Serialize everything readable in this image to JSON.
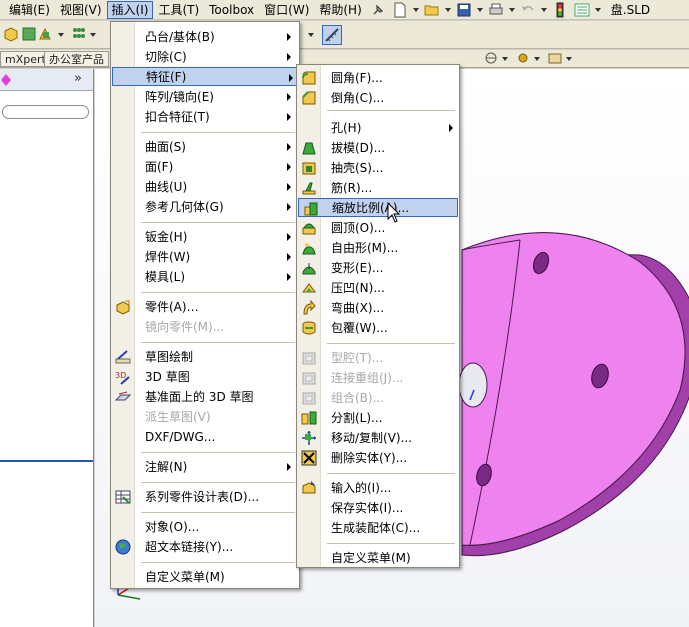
{
  "menubar": {
    "items": [
      "编辑(E)",
      "视图(V)",
      "插入(I)",
      "工具(T)",
      "Toolbox",
      "窗口(W)",
      "帮助(H)"
    ],
    "title_fragment": "盘.SLD"
  },
  "toolbar3": {
    "tab1": "mXpert",
    "tab2": "办公室产品"
  },
  "insert_menu": {
    "items": [
      {
        "label": "凸台/基体(B)",
        "has_sub": true
      },
      {
        "label": "切除(C)",
        "has_sub": true
      },
      {
        "label": "特征(F)",
        "has_sub": true,
        "highlighted": true
      },
      {
        "label": "阵列/镜向(E)",
        "has_sub": true
      },
      {
        "label": "扣合特征(T)",
        "has_sub": true
      },
      {
        "label": "曲面(S)",
        "has_sub": true
      },
      {
        "label": "面(F)",
        "has_sub": true
      },
      {
        "label": "曲线(U)",
        "has_sub": true
      },
      {
        "label": "参考几何体(G)",
        "has_sub": true
      },
      {
        "label": "钣金(H)",
        "has_sub": true
      },
      {
        "label": "焊件(W)",
        "has_sub": true
      },
      {
        "label": "模具(L)",
        "has_sub": true
      },
      {
        "label": "零件(A)…"
      },
      {
        "label": "镜向零件(M)...",
        "disabled": true
      },
      {
        "label": "草图绘制"
      },
      {
        "label": "3D 草图"
      },
      {
        "label": "基准面上的 3D 草图"
      },
      {
        "label": "派生草图(V)",
        "disabled": true
      },
      {
        "label": "DXF/DWG..."
      },
      {
        "label": "注解(N)",
        "has_sub": true
      },
      {
        "label": "系列零件设计表(D)..."
      },
      {
        "label": "对象(O)..."
      },
      {
        "label": "超文本链接(Y)..."
      },
      {
        "label": "自定义菜单(M)"
      }
    ]
  },
  "features_submenu": {
    "items": [
      {
        "label": "圆角(F)..."
      },
      {
        "label": "倒角(C)..."
      },
      {
        "label": "孔(H)",
        "has_sub": true
      },
      {
        "label": "拔模(D)..."
      },
      {
        "label": "抽壳(S)..."
      },
      {
        "label": "筋(R)..."
      },
      {
        "label": "缩放比例(A)...",
        "highlighted": true
      },
      {
        "label": "圆顶(O)..."
      },
      {
        "label": "自由形(M)..."
      },
      {
        "label": "变形(E)..."
      },
      {
        "label": "压凹(N)..."
      },
      {
        "label": "弯曲(X)..."
      },
      {
        "label": "包覆(W)..."
      },
      {
        "label": "型腔(T)...",
        "disabled": true
      },
      {
        "label": "连接重组(J)...",
        "disabled": true
      },
      {
        "label": "组合(B)...",
        "disabled": true
      },
      {
        "label": "分割(L)..."
      },
      {
        "label": "移动/复制(V)..."
      },
      {
        "label": "删除实体(Y)..."
      },
      {
        "label": "输入的(I)..."
      },
      {
        "label": "保存实体(I)..."
      },
      {
        "label": "生成装配体(C)..."
      },
      {
        "label": "自定义菜单(M)"
      }
    ]
  },
  "colors": {
    "part_face": "#ee82ee",
    "part_dark": "#a040a8",
    "highlight": "#c1d2ee",
    "highlight_border": "#316ac5"
  }
}
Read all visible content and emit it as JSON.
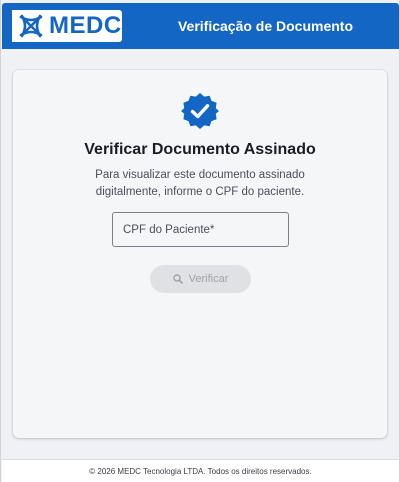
{
  "header": {
    "logo_text": "MEDC",
    "title": "Verificação de Documento"
  },
  "card": {
    "icon": "verified-badge-icon",
    "title": "Verificar Documento Assinado",
    "description": "Para visualizar este documento assinado digitalmente, informe o CPF do paciente."
  },
  "form": {
    "cpf_placeholder": "CPF do Paciente*",
    "cpf_value": "",
    "verify_button_label": "Verificar",
    "verify_button_icon": "search-icon",
    "verify_button_enabled": false
  },
  "footer": {
    "text": "© 2026 MEDC Tecnologia LTDA. Todos os direitos reservados."
  },
  "colors": {
    "brand": "#1466c4",
    "button_disabled_bg": "#dfe1e5",
    "button_disabled_text": "#9ea2a9"
  }
}
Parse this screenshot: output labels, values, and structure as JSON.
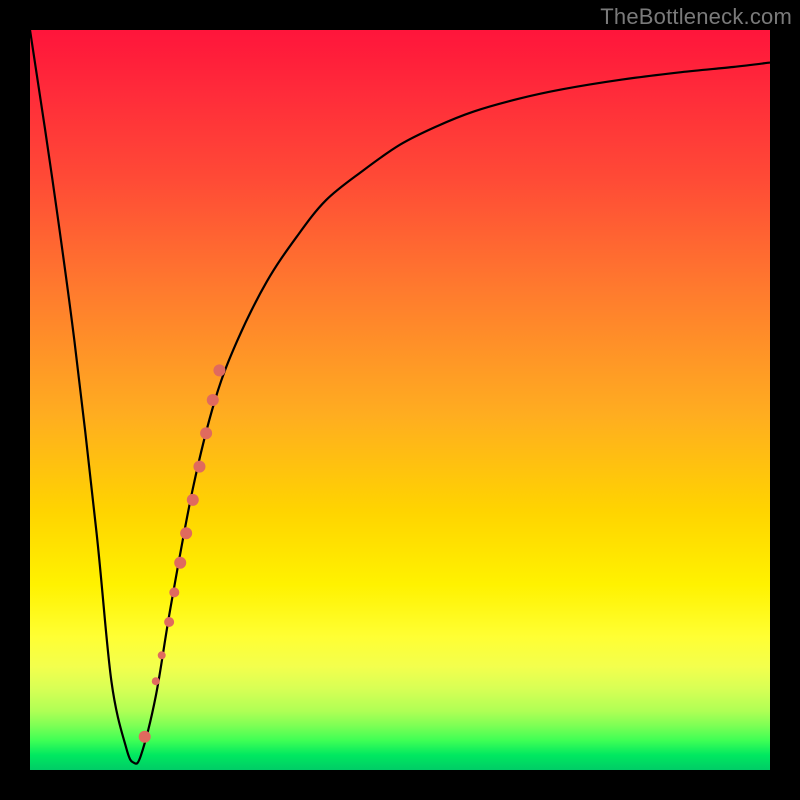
{
  "watermark": {
    "text": "TheBottleneck.com"
  },
  "colors": {
    "curve_stroke": "#000000",
    "dot_fill": "#e06a5e",
    "bg_black": "#000000"
  },
  "chart_data": {
    "type": "line",
    "title": "",
    "xlabel": "",
    "ylabel": "",
    "xlim": [
      0,
      100
    ],
    "ylim": [
      0,
      100
    ],
    "series": [
      {
        "name": "bottleneck-curve",
        "x": [
          0,
          3,
          6,
          9,
          11,
          13,
          14,
          15,
          17,
          19,
          22,
          25,
          28,
          32,
          36,
          40,
          45,
          50,
          55,
          60,
          66,
          72,
          80,
          88,
          95,
          100
        ],
        "y": [
          100,
          80,
          58,
          32,
          12,
          3,
          1,
          2,
          10,
          22,
          38,
          50,
          58,
          66,
          72,
          77,
          81,
          84.5,
          87,
          89,
          90.7,
          92,
          93.3,
          94.3,
          95,
          95.6
        ]
      }
    ],
    "dots": {
      "name": "highlight-dots",
      "points": [
        {
          "x": 15.5,
          "y": 4.5,
          "r": 6
        },
        {
          "x": 17.0,
          "y": 12.0,
          "r": 4
        },
        {
          "x": 17.8,
          "y": 15.5,
          "r": 4
        },
        {
          "x": 18.8,
          "y": 20.0,
          "r": 5
        },
        {
          "x": 19.5,
          "y": 24.0,
          "r": 5
        },
        {
          "x": 20.3,
          "y": 28.0,
          "r": 6
        },
        {
          "x": 21.1,
          "y": 32.0,
          "r": 6
        },
        {
          "x": 22.0,
          "y": 36.5,
          "r": 6
        },
        {
          "x": 22.9,
          "y": 41.0,
          "r": 6
        },
        {
          "x": 23.8,
          "y": 45.5,
          "r": 6
        },
        {
          "x": 24.7,
          "y": 50.0,
          "r": 6
        },
        {
          "x": 25.6,
          "y": 54.0,
          "r": 6
        }
      ]
    }
  }
}
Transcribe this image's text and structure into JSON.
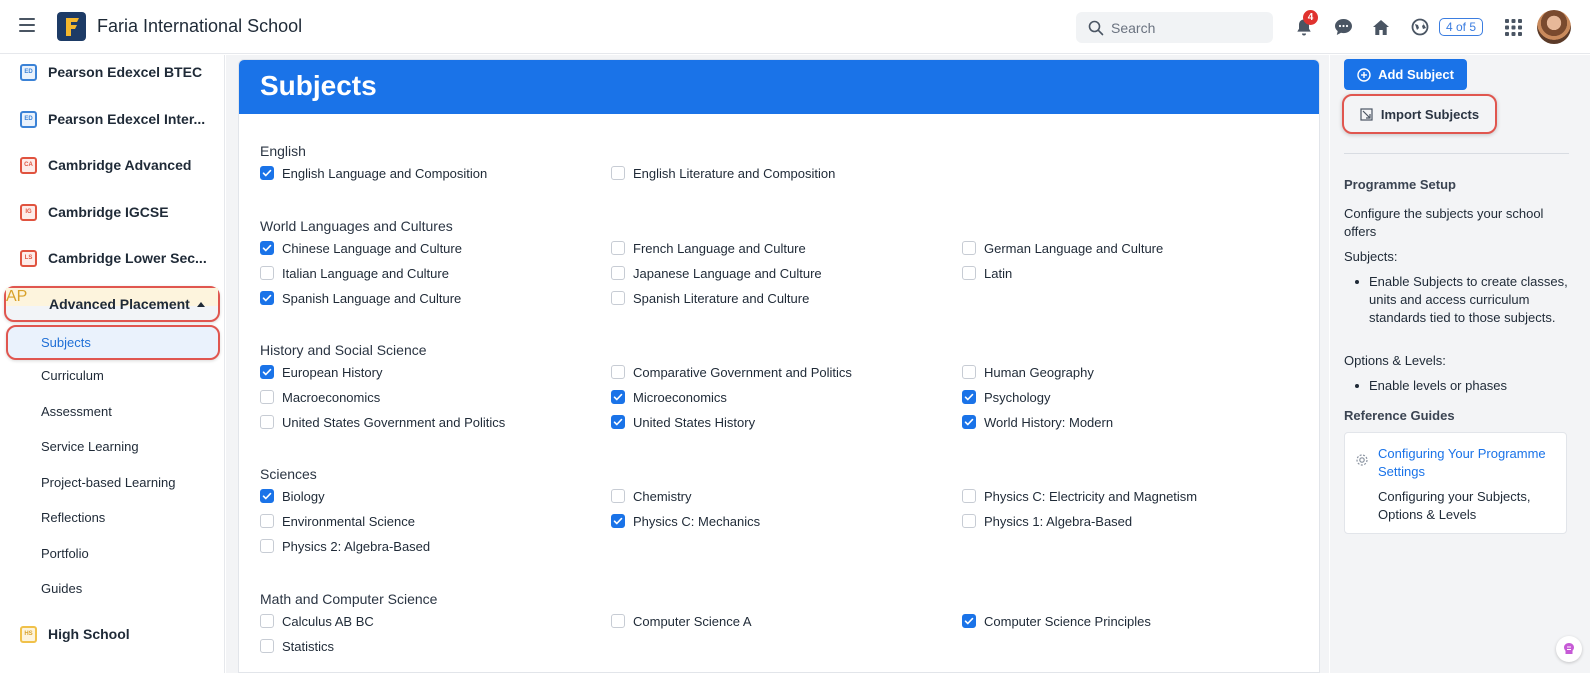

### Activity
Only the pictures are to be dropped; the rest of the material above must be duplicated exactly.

### Solution
Serialize everything readable in this image to JSON.
{
  "menubar": {
    "items": [
      "编辑(E)",
      "视图(V)",
      "插入(I)",
      "工具(T)",
      "Toolbox",
      "窗口(W)",
      "帮助(H)"
    ],
    "title_fragment": "盘.SLD"
  },
  "toolbar3": {
    "tab1": "mXpert",
    "tab2": "办公室产品"
  },
  "insert_menu": {
    "items": [
      {
        "label": "凸台/基体(B)",
        "has_sub": true
      },
      {
        "label": "切除(C)",
        "has_sub": true
      },
      {
        "label": "特征(F)",
        "has_sub": true,
        "highlighted": true
      },
      {
        "label": "阵列/镜向(E)",
        "has_sub": true
      },
      {
        "label": "扣合特征(T)",
        "has_sub": true
      },
      {
        "label": "曲面(S)",
        "has_sub": true
      },
      {
        "label": "面(F)",
        "has_sub": true
      },
      {
        "label": "曲线(U)",
        "has_sub": true
      },
      {
        "label": "参考几何体(G)",
        "has_sub": true
      },
      {
        "label": "钣金(H)",
        "has_sub": true
      },
      {
        "label": "焊件(W)",
        "has_sub": true
      },
      {
        "label": "模具(L)",
        "has_sub": true
      },
      {
        "label": "零件(A)…"
      },
      {
        "label": "镜向零件(M)...",
        "disabled": true
      },
      {
        "label": "草图绘制"
      },
      {
        "label": "3D 草图"
      },
      {
        "label": "基准面上的 3D 草图"
      },
      {
        "label": "派生草图(V)",
        "disabled": true
      },
      {
        "label": "DXF/DWG..."
      },
      {
        "label": "注解(N)",
        "has_sub": true
      },
      {
        "label": "系列零件设计表(D)..."
      },
      {
        "label": "对象(O)..."
      },
      {
        "label": "超文本链接(Y)..."
      },
      {
        "label": "自定义菜单(M)"
      }
    ]
  },
  "features_submenu": {
    "items": [
      {
        "label": "圆角(F)..."
      },
      {
        "label": "倒角(C)..."
      },
      {
        "label": "孔(H)",
        "has_sub": true
      },
      {
        "label": "拔模(D)..."
      },
      {
        "label": "抽壳(S)..."
      },
      {
        "label": "筋(R)..."
      },
      {
        "label": "缩放比例(A)...",
        "highlighted": true
      },
      {
        "label": "圆顶(O)..."
      },
      {
        "label": "自由形(M)..."
      },
      {
        "label": "变形(E)..."
      },
      {
        "label": "压凹(N)..."
      },
      {
        "label": "弯曲(X)..."
      },
      {
        "label": "包覆(W)..."
      },
      {
        "label": "型腔(T)...",
        "disabled": true
      },
      {
        "label": "连接重组(J)...",
        "disabled": true
      },
      {
        "label": "组合(B)...",
        "disabled": true
      },
      {
        "label": "分割(L)..."
      },
      {
        "label": "移动/复制(V)..."
      },
      {
        "label": "删除实体(Y)..."
      },
      {
        "label": "输入的(I)..."
      },
      {
        "label": "保存实体(I)..."
      },
      {
        "label": "生成装配体(C)..."
      },
      {
        "label": "自定义菜单(M)"
      }
    ]
  },
  "colors": {
    "part_face": "#ee82ee",
    "part_dark": "#a040a8",
    "highlight": "#c1d2ee",
    "highlight_border": "#316ac5"
  }
}
Read all visible content and emit it as JSON.
{
  "header": {
    "logo_text": "MEDC",
    "title": "Verificação de Documento"
  },
  "card": {
    "icon": "verified-badge-icon",
    "title": "Verificar Documento Assinado",
    "description": "Para visualizar este documento assinado digitalmente, informe o CPF do paciente."
  },
  "form": {
    "cpf_placeholder": "CPF do Paciente*",
    "cpf_value": "",
    "verify_button_label": "Verificar",
    "verify_button_icon": "search-icon",
    "verify_button_enabled": false
  },
  "footer": {
    "text": "© 2026 MEDC Tecnologia LTDA. Todos os direitos reservados."
  },
  "colors": {
    "brand": "#1466c4",
    "button_disabled_bg": "#dfe1e5",
    "button_disabled_text": "#9ea2a9"
  }
}
Parse this screenshot: output labels, values, and structure as JSON.
{
  "watermark": {
    "text": "TheBottleneck.com"
  },
  "colors": {
    "curve_stroke": "#000000",
    "dot_fill": "#e06a5e",
    "bg_black": "#000000"
  },
  "chart_data": {
    "type": "line",
    "title": "",
    "xlabel": "",
    "ylabel": "",
    "xlim": [
      0,
      100
    ],
    "ylim": [
      0,
      100
    ],
    "series": [
      {
        "name": "bottleneck-curve",
        "x": [
          0,
          3,
          6,
          9,
          11,
          13,
          14,
          15,
          17,
          19,
          22,
          25,
          28,
          32,
          36,
          40,
          45,
          50,
          55,
          60,
          66,
          72,
          80,
          88,
          95,
          100
        ],
        "y": [
          100,
          80,
          58,
          32,
          12,
          3,
          1,
          2,
          10,
          22,
          38,
          50,
          58,
          66,
          72,
          77,
          81,
          84.5,
          87,
          89,
          90.7,
          92,
          93.3,
          94.3,
          95,
          95.6
        ]
      }
    ],
    "dots": {
      "name": "highlight-dots",
      "points": [
        {
          "x": 15.5,
          "y": 4.5,
          "r": 6
        },
        {
          "x": 17.0,
          "y": 12.0,
          "r": 4
        },
        {
          "x": 17.8,
          "y": 15.5,
          "r": 4
        },
        {
          "x": 18.8,
          "y": 20.0,
          "r": 5
        },
        {
          "x": 19.5,
          "y": 24.0,
          "r": 5
        },
        {
          "x": 20.3,
          "y": 28.0,
          "r": 6
        },
        {
          "x": 21.1,
          "y": 32.0,
          "r": 6
        },
        {
          "x": 22.0,
          "y": 36.5,
          "r": 6
        },
        {
          "x": 22.9,
          "y": 41.0,
          "r": 6
        },
        {
          "x": 23.8,
          "y": 45.5,
          "r": 6
        },
        {
          "x": 24.7,
          "y": 50.0,
          "r": 6
        },
        {
          "x": 25.6,
          "y": 54.0,
          "r": 6
        }
      ]
    }
  }
}
Transcribe this image's text and structure into JSON.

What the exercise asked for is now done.